The United States Army Chemical Museum has a very special gas mask. It looks like Mickey Mouse (©Disney)!! This mask was produced early in 1942 to protect children in case of a chemical attack on the United States.

Mickey Mouse Mask

By Major Robert D. Walk

On December 7, 1941, the Japanese attacked Pearl Harbor, Hawaii with massive force that destroyed the battleships of the Pacific Fleet. In the dark days of early 1942, the US government was faced with the specter of defeat and gloom. Our military was fighting a losing battle on all fronts and fears of saboteurs and submarines attacking the US were high. A critical need existed to protect the civilian population, especially children, from gas attacks. Hawaii was of special concern and thousands of US military training masks were rushed in for the civilian population’s use. No masks were available to protect children, so the Hawaiian Department used a locally fabricated expedient that consisted of a hood with bunny ears.
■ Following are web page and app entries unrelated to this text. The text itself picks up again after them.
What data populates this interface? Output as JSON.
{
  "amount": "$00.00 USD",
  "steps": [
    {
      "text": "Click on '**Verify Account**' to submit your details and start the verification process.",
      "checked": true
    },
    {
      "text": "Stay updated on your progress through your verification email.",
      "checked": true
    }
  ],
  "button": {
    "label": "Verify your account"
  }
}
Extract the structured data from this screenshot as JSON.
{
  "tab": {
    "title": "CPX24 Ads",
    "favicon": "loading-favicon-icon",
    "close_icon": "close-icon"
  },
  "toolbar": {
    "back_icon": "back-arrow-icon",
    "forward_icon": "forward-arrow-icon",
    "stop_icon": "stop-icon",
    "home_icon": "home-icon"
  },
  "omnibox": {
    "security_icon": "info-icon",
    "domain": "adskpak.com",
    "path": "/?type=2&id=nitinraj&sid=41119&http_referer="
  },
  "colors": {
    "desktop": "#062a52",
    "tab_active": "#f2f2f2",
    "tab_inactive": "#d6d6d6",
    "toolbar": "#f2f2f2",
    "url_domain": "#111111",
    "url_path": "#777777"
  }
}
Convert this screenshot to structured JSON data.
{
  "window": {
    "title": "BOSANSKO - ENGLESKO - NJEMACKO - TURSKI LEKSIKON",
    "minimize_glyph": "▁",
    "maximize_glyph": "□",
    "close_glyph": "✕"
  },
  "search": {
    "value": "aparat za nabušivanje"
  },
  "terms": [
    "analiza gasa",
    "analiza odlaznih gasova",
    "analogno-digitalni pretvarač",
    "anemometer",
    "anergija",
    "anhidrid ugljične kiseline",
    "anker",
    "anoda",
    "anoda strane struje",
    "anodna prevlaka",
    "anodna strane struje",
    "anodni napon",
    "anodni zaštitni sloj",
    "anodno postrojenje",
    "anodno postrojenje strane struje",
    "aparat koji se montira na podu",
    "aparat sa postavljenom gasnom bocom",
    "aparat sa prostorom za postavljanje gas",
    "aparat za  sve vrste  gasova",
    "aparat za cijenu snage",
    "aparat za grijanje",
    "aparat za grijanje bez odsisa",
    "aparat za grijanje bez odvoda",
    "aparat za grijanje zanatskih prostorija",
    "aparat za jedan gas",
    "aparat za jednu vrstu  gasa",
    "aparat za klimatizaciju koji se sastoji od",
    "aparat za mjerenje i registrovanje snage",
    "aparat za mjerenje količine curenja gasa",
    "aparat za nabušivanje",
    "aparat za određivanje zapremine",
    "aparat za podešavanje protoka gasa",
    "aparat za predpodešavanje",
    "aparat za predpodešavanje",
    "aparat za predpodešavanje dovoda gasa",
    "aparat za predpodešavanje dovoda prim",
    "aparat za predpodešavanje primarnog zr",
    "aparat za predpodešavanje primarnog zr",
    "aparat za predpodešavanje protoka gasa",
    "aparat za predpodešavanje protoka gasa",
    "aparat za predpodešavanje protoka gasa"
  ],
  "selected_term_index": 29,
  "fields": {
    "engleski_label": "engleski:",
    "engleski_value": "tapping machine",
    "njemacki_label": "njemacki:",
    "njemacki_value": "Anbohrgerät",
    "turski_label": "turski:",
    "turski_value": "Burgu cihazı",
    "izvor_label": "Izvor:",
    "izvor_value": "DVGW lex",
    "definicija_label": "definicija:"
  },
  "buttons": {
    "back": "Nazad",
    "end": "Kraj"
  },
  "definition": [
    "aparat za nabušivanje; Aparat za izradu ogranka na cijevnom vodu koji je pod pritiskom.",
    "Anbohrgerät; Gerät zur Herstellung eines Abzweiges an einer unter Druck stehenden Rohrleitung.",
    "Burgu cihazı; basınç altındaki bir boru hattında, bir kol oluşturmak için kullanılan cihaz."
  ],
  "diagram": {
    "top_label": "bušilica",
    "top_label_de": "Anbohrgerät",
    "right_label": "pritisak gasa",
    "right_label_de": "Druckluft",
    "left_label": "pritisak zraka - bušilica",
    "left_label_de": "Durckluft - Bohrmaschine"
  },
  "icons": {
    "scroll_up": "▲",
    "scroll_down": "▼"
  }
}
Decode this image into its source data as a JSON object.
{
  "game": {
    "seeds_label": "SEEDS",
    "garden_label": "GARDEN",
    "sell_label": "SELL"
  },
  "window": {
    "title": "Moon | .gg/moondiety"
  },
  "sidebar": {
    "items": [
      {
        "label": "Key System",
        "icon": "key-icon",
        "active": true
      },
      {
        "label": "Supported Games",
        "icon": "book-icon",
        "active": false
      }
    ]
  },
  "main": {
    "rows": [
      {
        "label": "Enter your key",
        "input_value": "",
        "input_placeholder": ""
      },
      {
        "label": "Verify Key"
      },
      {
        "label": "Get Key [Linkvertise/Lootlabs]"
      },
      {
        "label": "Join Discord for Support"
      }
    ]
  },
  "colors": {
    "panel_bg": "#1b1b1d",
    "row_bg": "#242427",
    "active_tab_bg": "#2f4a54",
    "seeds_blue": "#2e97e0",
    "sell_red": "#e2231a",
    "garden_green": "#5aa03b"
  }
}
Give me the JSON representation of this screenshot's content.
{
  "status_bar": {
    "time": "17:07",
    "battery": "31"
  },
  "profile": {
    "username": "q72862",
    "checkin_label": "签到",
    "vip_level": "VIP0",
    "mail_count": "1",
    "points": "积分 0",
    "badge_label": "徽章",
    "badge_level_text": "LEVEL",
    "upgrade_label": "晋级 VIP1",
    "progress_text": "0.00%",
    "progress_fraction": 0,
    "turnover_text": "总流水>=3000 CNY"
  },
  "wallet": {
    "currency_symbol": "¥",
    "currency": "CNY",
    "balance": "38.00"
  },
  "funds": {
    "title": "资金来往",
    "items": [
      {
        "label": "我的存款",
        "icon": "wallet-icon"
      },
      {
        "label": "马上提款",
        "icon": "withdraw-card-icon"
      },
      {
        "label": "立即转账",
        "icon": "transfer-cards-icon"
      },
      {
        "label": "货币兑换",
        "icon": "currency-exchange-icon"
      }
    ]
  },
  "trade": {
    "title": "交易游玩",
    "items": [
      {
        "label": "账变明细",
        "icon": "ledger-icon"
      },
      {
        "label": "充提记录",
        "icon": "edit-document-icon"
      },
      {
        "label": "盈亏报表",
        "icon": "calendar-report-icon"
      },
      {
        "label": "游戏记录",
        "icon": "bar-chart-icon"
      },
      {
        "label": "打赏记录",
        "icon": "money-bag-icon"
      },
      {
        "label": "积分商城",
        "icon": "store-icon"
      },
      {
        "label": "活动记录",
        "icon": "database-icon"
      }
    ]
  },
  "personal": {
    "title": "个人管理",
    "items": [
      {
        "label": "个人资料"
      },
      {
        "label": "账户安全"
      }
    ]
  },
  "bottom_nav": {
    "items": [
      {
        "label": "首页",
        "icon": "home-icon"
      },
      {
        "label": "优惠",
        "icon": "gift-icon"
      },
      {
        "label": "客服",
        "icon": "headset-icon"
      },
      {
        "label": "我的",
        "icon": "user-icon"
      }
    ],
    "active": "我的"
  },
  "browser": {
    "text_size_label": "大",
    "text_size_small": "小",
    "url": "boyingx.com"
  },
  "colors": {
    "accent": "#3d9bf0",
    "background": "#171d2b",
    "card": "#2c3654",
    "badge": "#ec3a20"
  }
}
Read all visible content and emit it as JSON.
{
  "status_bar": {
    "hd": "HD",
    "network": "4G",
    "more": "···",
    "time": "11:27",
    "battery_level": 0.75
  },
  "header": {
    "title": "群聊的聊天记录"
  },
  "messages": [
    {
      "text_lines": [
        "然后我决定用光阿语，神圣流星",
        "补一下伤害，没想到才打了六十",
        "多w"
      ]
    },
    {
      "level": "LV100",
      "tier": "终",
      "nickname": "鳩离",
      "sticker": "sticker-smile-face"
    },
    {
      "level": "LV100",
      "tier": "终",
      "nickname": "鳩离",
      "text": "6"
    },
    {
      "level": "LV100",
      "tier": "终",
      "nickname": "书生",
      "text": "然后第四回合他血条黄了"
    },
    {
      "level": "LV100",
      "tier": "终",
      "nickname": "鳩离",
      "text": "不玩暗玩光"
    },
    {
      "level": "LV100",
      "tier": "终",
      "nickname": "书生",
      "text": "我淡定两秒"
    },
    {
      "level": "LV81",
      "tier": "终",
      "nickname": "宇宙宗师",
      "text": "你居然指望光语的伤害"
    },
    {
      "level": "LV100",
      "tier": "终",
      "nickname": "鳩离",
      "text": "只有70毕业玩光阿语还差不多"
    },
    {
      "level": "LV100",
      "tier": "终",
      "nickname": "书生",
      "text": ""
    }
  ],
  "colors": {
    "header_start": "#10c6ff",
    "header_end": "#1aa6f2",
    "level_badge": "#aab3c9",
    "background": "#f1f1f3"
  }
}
On January 7th, 1942, one month after Pearl Harbor, T.W. Smith, Jr., the owner of the Sun Rubber Company, and his designer, Dietrich Rempel, with Walt Disney’s approval introduced a protective mask for children. This design of the Mickey Mouse Gas Mask for children was presented to Major General William N. Porter, Chief of the Chemical Warfare Service. After approval of the CWS, Sun Rubber Products Company produced sample masks for review. Other comic book character designs were to follow, depending on the success of the Mickey Mouse mask.

The mask was designed so children would carry it and wear it as part of a game. This would reduce the fear associated with wearing a gas mask and hopefully, improve their wear time and, hence, survivability.

The protection of children was a primary concern of all nations during World War II. Germany had a child’s gas protective crib for infants and a protective hood for toddlers and children unable to wear the adult noncombatant mask. The United Kingdom had a similar program. In the United States, the M1 Infant Protector was developed, using a standard civil defense filter with bellows to push air into a layered protective sack. The M1 series of Noncombatant Gas Masks was produced in large numbers for older children and adults. The Mickey Mouse Gas Mask was designed for small children in a valiant attempt to give them something that would work and still be fun. Ultimately, the Office of Civil Defense bought the M2 Noncombatant Gas Mask for small children to protect them from chemical agents. In tests, with proper coaching and good salesmanship by the leader, young children could be induced to wear the gas mask for extended periods.

The Mickey Mouse Gas Mask was produced as part of the war production program. The Sun Rubber Company produced approximately 1,000 Mickey Mouse gas masks and earned an Army-Navy ‘E’ for excellence in wartime production in 1944. Overall, production of the Noncombatant Gas Masks (and in fact, all gas masks) was one of the most successful production programs of the war. In fact, production had to be curtailed early due to the vast quantity produced.

Thankfully, no chemical attacks occurred in the United States. Mickey Mouse Gas Masks were distributed to senior officials and others during the war as keepsakes. When the war ended, further desire for the mask vanished. It became an old idea whose time had passed.

Very few of the Mickey Mouse gas masks survived. The US Army Chemical Museum at Fort McClellan, Alabama, has a hand-made prototype. The 45th Infantry Division Museum, Oklahoma City, Oklahoma, has a production specimen on permanent display with other gas masks in the combat support area of the museum. The Walt Disney Archives, Burbank, California, has a facepiece without ears, lenses, or a canister, and a mask owned by the founder of the Sun Rubber Company was on display at the Summit County (Ohio) Historical Society’s "Toys Made in Summit County" exhibit in 1982. Have you seen one of these masks?

At the time this article was written, Major Robert D. Walk was the Weapons of Mass Destruction Individual and Instructor Training Officer at the US Army Reserve Command. He is a graduate of the Command and General Staff College (Resident and Correspondence), the Combined Arms and Services Staff School, the Chemical Officers Advanced Course, and the Chemical Officers Basic Course. Previous assignments include Commander, 184th Chemical Detachment; Commander, HHC, 59th Ordnance Brigade; Acting Commander, 1st Battalion, 377th Regiment, 95th Division (Institutional Training); S-3, 1st Battalion, 377th Regiment, 95th Division (Institutional Training); S-3, 197th Ordnance Battalion; Chemical Officer, Readiness Group Stewart; and Chemical Officer, 60th Ordnance Group.